Finally, a poem I wrote last year during an empty tutoring session for the Writing Workshop. I’d forgotten to bring extra paper, so I wrote it on the back of my math homework. My Calculus teacher liked it. I do too.
My Dream LibraryIf I could have a dollar for every other thought, I’d build myself a library with my own wages bought. I’d paint the walls with sunshine, with joy splattered here and there. Every room would smell of flowers and there’d be magic in the air. I’d import darker floors to remind me of my fears – Fine, crystallized disasters mined from the hardest years. There would be no windows but there’d still be lots of light – A million phosphorous-emitting fishes to confuse the day with night. As for the books themselves – it would be hard to stem my pride, For their covers would match the radiance of the words hidden inside. But once a book was opened it would be like an open door, And I’d leave behind this library to return nevermore.
So, apparently there’s this Facebook group called “Webcomics Anonymous,” after a magazine of the same title. I decided to join, right? But after I confirm that I want to join, I go to the members list and stop. It’s alphabetical. My name is first. Right above Greg Dean‘s. Greg Dean, man! The author of “Real Life”! One of the first maybe twenty webcomics I started reading religiously. And while I am considering letting it go (it just doesn’t make me laugh as much anymore), the fact remained: I cannot just sit at the top of this illustrious list. I cannot be first above Greg Dean. I was – am – cowed by the sheer enormity of this. My last name starts with a C. His starts with a D. Oh cruel fate!
Maybe one day, when I grow a pair, I will actually join the group. It isn’t just for webcomic authors. At least, it never said it was just for them. So maybe. One day.
My creative offering today is a binder cover I did for my old novel “Past, Present and Probable Future,” which actually doesn’t need a binder cover, but still.
I used myself as a model for both the scared face and the angry head-woman. Both are supposed to represent character-Ashley (c-Ashley), my counterpart and general god-moder. She is a seer, and spends a good third of the story trying to prevent herself from becoming the evil, black-magic-using sorceress pictured above. I like the picture, though goodness knows the story could use more work.
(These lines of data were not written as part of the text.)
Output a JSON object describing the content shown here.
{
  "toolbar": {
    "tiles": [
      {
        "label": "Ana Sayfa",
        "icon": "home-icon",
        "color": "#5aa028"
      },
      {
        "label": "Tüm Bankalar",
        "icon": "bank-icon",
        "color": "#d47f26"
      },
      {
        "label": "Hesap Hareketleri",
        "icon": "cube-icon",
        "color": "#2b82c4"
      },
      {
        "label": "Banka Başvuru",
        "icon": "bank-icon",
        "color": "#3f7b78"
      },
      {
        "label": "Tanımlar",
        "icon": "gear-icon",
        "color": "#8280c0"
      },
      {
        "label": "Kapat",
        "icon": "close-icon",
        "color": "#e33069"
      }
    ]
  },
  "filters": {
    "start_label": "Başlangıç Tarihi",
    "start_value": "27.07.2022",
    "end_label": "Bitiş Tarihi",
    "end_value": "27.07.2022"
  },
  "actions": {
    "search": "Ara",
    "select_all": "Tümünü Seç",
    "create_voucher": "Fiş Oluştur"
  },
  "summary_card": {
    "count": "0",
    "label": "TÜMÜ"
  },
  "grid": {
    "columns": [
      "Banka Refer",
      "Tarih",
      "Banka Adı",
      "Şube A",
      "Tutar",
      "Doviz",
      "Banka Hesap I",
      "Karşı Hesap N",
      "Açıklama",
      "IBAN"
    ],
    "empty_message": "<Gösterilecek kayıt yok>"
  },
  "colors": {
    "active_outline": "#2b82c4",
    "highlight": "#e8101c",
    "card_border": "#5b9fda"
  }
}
I don’t think I’ll ever publish it (it’s a self-insertion and a Mary Sue), but I’d still like to work on it. Who knows? Maybe I’ll change the names and my mind.